New invasion plans were drawn up by the Germans in 1896 and by the French in 1898 and Britain narrowly avoided invasion by Nazi Germany in WW2. Yet despite the almost permanent threat of invasion by the Spanish in the 16th century, by the French from the 17th to the 19th centuries, and by the Germans in the 20th century, Britain has not been successfully invaded since 1066.
Beginning with the first real invasion attempt of the modern era and one of the decisive naval battles in world history, McLynn takes us through the many invasion plans and attempts and shows us how each one failed due a mixture of incompetent management, clash of egos, unreliable weather and the strength of British Sea power. He concludes with Hitler’s failed invasion attempt during WW2 showing how despite all the risks, Hitler was lulled into a false sense of security by the ease with which Germany had managed to defeat France in 1940.
McLynn discusses the different strategies involved for invading Britain by sea and the means by which Britain tried to defend itself using diplomacy, economic warfare, espionage and pre-emptive strikes. Finally, he shows that after having been threatened with invasion for four centuries, England was itself the springboard from which the greatest invasion fleet of all time was launched.

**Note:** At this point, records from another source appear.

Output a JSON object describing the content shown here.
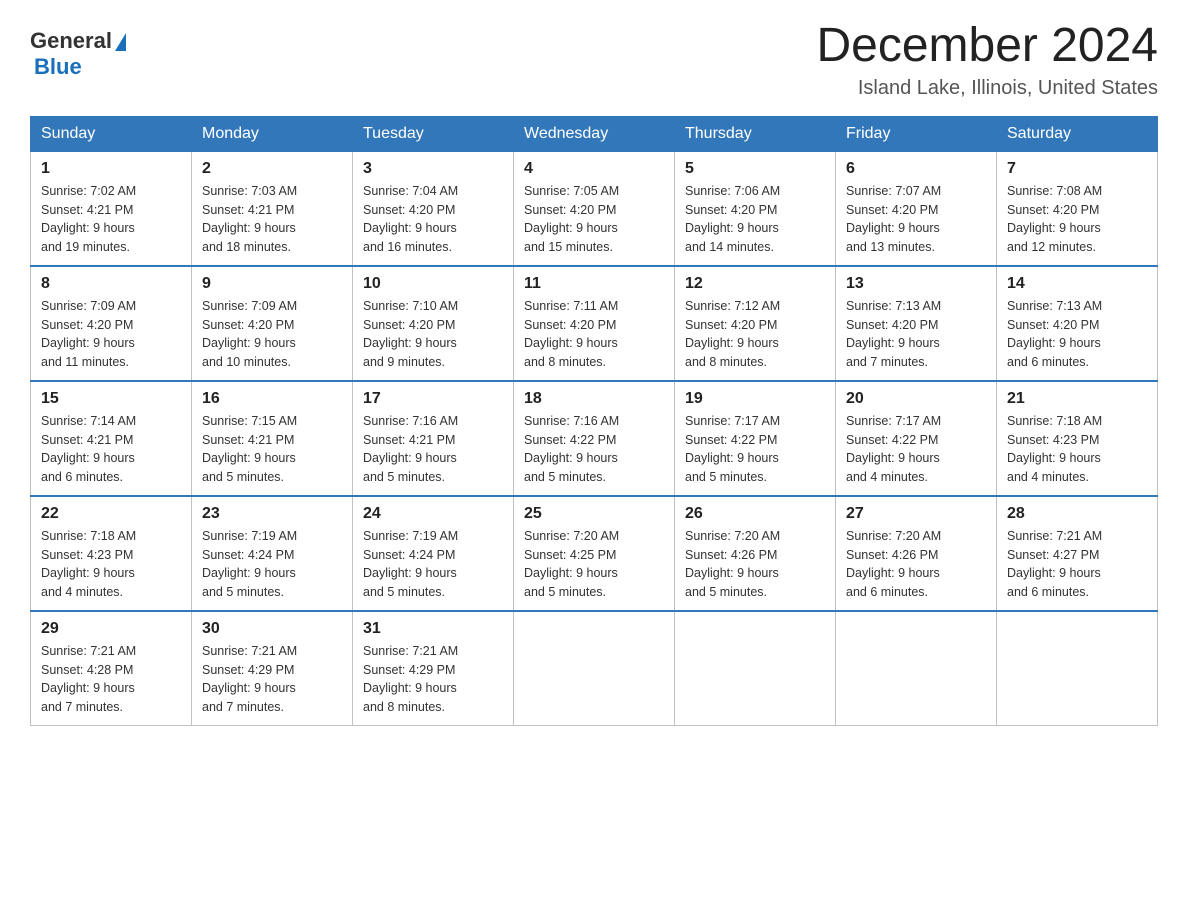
{
  "header": {
    "logo": {
      "general": "General",
      "blue": "Blue"
    },
    "title": "December 2024",
    "location": "Island Lake, Illinois, United States"
  },
  "calendar": {
    "days_of_week": [
      "Sunday",
      "Monday",
      "Tuesday",
      "Wednesday",
      "Thursday",
      "Friday",
      "Saturday"
    ],
    "weeks": [
      [
        {
          "day": "1",
          "sunrise": "7:02 AM",
          "sunset": "4:21 PM",
          "daylight": "9 hours and 19 minutes."
        },
        {
          "day": "2",
          "sunrise": "7:03 AM",
          "sunset": "4:21 PM",
          "daylight": "9 hours and 18 minutes."
        },
        {
          "day": "3",
          "sunrise": "7:04 AM",
          "sunset": "4:20 PM",
          "daylight": "9 hours and 16 minutes."
        },
        {
          "day": "4",
          "sunrise": "7:05 AM",
          "sunset": "4:20 PM",
          "daylight": "9 hours and 15 minutes."
        },
        {
          "day": "5",
          "sunrise": "7:06 AM",
          "sunset": "4:20 PM",
          "daylight": "9 hours and 14 minutes."
        },
        {
          "day": "6",
          "sunrise": "7:07 AM",
          "sunset": "4:20 PM",
          "daylight": "9 hours and 13 minutes."
        },
        {
          "day": "7",
          "sunrise": "7:08 AM",
          "sunset": "4:20 PM",
          "daylight": "9 hours and 12 minutes."
        }
      ],
      [
        {
          "day": "8",
          "sunrise": "7:09 AM",
          "sunset": "4:20 PM",
          "daylight": "9 hours and 11 minutes."
        },
        {
          "day": "9",
          "sunrise": "7:09 AM",
          "sunset": "4:20 PM",
          "daylight": "9 hours and 10 minutes."
        },
        {
          "day": "10",
          "sunrise": "7:10 AM",
          "sunset": "4:20 PM",
          "daylight": "9 hours and 9 minutes."
        },
        {
          "day": "11",
          "sunrise": "7:11 AM",
          "sunset": "4:20 PM",
          "daylight": "9 hours and 8 minutes."
        },
        {
          "day": "12",
          "sunrise": "7:12 AM",
          "sunset": "4:20 PM",
          "daylight": "9 hours and 8 minutes."
        },
        {
          "day": "13",
          "sunrise": "7:13 AM",
          "sunset": "4:20 PM",
          "daylight": "9 hours and 7 minutes."
        },
        {
          "day": "14",
          "sunrise": "7:13 AM",
          "sunset": "4:20 PM",
          "daylight": "9 hours and 6 minutes."
        }
      ],
      [
        {
          "day": "15",
          "sunrise": "7:14 AM",
          "sunset": "4:21 PM",
          "daylight": "9 hours and 6 minutes."
        },
        {
          "day": "16",
          "sunrise": "7:15 AM",
          "sunset": "4:21 PM",
          "daylight": "9 hours and 5 minutes."
        },
        {
          "day": "17",
          "sunrise": "7:16 AM",
          "sunset": "4:21 PM",
          "daylight": "9 hours and 5 minutes."
        },
        {
          "day": "18",
          "sunrise": "7:16 AM",
          "sunset": "4:22 PM",
          "daylight": "9 hours and 5 minutes."
        },
        {
          "day": "19",
          "sunrise": "7:17 AM",
          "sunset": "4:22 PM",
          "daylight": "9 hours and 5 minutes."
        },
        {
          "day": "20",
          "sunrise": "7:17 AM",
          "sunset": "4:22 PM",
          "daylight": "9 hours and 4 minutes."
        },
        {
          "day": "21",
          "sunrise": "7:18 AM",
          "sunset": "4:23 PM",
          "daylight": "9 hours and 4 minutes."
        }
      ],
      [
        {
          "day": "22",
          "sunrise": "7:18 AM",
          "sunset": "4:23 PM",
          "daylight": "9 hours and 4 minutes."
        },
        {
          "day": "23",
          "sunrise": "7:19 AM",
          "sunset": "4:24 PM",
          "daylight": "9 hours and 5 minutes."
        },
        {
          "day": "24",
          "sunrise": "7:19 AM",
          "sunset": "4:24 PM",
          "daylight": "9 hours and 5 minutes."
        },
        {
          "day": "25",
          "sunrise": "7:20 AM",
          "sunset": "4:25 PM",
          "daylight": "9 hours and 5 minutes."
        },
        {
          "day": "26",
          "sunrise": "7:20 AM",
          "sunset": "4:26 PM",
          "daylight": "9 hours and 5 minutes."
        },
        {
          "day": "27",
          "sunrise": "7:20 AM",
          "sunset": "4:26 PM",
          "daylight": "9 hours and 6 minutes."
        },
        {
          "day": "28",
          "sunrise": "7:21 AM",
          "sunset": "4:27 PM",
          "daylight": "9 hours and 6 minutes."
        }
      ],
      [
        {
          "day": "29",
          "sunrise": "7:21 AM",
          "sunset": "4:28 PM",
          "daylight": "9 hours and 7 minutes."
        },
        {
          "day": "30",
          "sunrise": "7:21 AM",
          "sunset": "4:29 PM",
          "daylight": "9 hours and 7 minutes."
        },
        {
          "day": "31",
          "sunrise": "7:21 AM",
          "sunset": "4:29 PM",
          "daylight": "9 hours and 8 minutes."
        },
        null,
        null,
        null,
        null
      ]
    ]
  },
  "labels": {
    "sunrise": "Sunrise:",
    "sunset": "Sunset:",
    "daylight": "Daylight:"
  }
}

Frank McLynn is a highly regarded historian, who specialises in biographies and military history. He has written over 20 books, including critically acclaimed biographies of Napoleon and Richard the Lionheart. Other books include 1066, Stanley, 1759, and Marcus Aurelius. He is a graduate of Wadham College, Oxford, and London University, where he obtained his doctorate.
In six powerful portraits, McLynn brilliantly evokes the critical moments when each of these warriors proved themselves in battle, changing their own lives, the destiny of their people and, in some cases, the history of the world. We discover what drove Spartacus to take on the might of Rome against seemingly impossible odds, and how the young Napoleon rose to power in dramatic fashion at the Siege of Toulon.
Heroes & Villains is more than a collection of individual biographies. By examining the complex psychologies of these extraordinary men, McLynn builds up a convincing profile of the ultimate warrior. Accompanying a major BBC television series, this brilliant book takes us into the minds of the greatest warriors in history.
An investigation of famous trials in history takes in such great historical figures as Socrates, Jesus, Galileo, Sir Thomas More and Mandela as well as the famous Dreyfus case, the Nazi war crimes tribunal at Nuremberg, the Stalinist purges and the revolutionary chaos that engulfed England and France in the seventeenth and eighteenth centuries. The great American criminal lawyer Clarence Darrow duly makes an appearance, as do such varied and heterogeneous figures as Oscar Wilde, John Brown, Madeleine Smith and the Tolpuddle martyrs.
Frank McLynn presents evidence from thirty-four different trials drawn from military, ecclesiastical and civilian court cases, not to mention special courts and tribunals, taking in all eras and covering a dozen different countries. It is not too much to say that the world we live in has been shaped in part by the decisions and results of these trials.